◆ Exercise aim ◆
The expected result is every entry, retyped character for character.

=====

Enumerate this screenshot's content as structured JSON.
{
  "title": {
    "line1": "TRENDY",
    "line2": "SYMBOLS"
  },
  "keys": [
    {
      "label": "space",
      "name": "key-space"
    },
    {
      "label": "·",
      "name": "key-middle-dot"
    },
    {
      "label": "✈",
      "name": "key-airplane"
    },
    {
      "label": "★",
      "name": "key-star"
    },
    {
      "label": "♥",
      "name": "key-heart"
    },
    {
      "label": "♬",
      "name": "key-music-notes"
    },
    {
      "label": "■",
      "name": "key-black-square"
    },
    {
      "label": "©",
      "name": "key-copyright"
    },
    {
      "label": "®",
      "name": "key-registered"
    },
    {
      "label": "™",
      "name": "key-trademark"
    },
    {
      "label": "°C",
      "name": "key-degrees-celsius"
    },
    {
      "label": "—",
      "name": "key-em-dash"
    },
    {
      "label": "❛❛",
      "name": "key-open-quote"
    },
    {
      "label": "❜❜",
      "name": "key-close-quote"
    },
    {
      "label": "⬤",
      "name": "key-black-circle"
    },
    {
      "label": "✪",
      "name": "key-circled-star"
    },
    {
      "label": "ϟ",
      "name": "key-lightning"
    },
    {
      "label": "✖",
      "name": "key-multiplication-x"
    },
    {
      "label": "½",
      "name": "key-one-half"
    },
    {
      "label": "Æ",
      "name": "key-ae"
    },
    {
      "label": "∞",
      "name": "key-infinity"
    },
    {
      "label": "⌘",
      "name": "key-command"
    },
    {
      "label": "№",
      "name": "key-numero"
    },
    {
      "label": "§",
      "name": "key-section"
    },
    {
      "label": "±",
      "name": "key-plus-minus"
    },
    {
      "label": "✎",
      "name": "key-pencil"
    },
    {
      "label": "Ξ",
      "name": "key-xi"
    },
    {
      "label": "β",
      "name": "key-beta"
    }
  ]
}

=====

◆ Solved exercise ◆
Enumerate this screenshot's content as structured JSON.
{
  "title": {
    "line1": "TRENDY",
    "line2": "SYMBOLS"
  },
  "keys": [
    {
      "label": "space",
      "name": "key-space"
    },
    {
      "label": "·",
      "name": "key-middle-dot"
    },
    {
      "label": "✈",
      "name": "key-airplane"
    },
    {
      "label": "★",
      "name": "key-star"
    },
    {
      "label": "♥",
      "name": "key-heart"
    },
    {
      "label": "♬",
      "name": "key-music-notes"
    },
    {
      "label": "■",
      "name": "key-black-square"
    },
    {
      "label": "©",
      "name": "key-copyright"
    },
    {
      "label": "®",
      "name": "key-registered"
    },
    {
      "label": "™",
      "name": "key-trademark"
    },
    {
      "label": "°C",
      "name": "key-degrees-celsius"
    },
    {
      "label": "—",
      "name": "key-em-dash"
    },
    {
      "label": "❛❛",
      "name": "key-open-quote"
    },
    {
      "label": "❜❜",
      "name": "key-close-quote"
    },
    {
      "label": "⬤",
      "name": "key-black-circle"
    },
    {
      "label": "✪",
      "name": "key-circled-star"
    },
    {
      "label": "ϟ",
      "name": "key-lightning"
    },
    {
      "label": "✖",
      "name": "key-multiplication-x"
    },
    {
      "label": "½",
      "name": "key-one-half"
    },
    {
      "label": "Æ",
      "name": "key-ae"
    },
    {
      "label": "∞",
      "name": "key-infinity"
    },
    {
      "label": "⌘",
      "name": "key-command"
    },
    {
      "label": "№",
      "name": "key-numero"
    },
    {
      "label": "§",
      "name": "key-section"
    },
    {
      "label": "±",
      "name": "key-plus-minus"
    },
    {
      "label": "✎",
      "name": "key-pencil"
    },
    {
      "label": "Ξ",
      "name": "key-xi"
    },
    {
      "label": "β",
      "name": "key-beta"
    }
  ]
}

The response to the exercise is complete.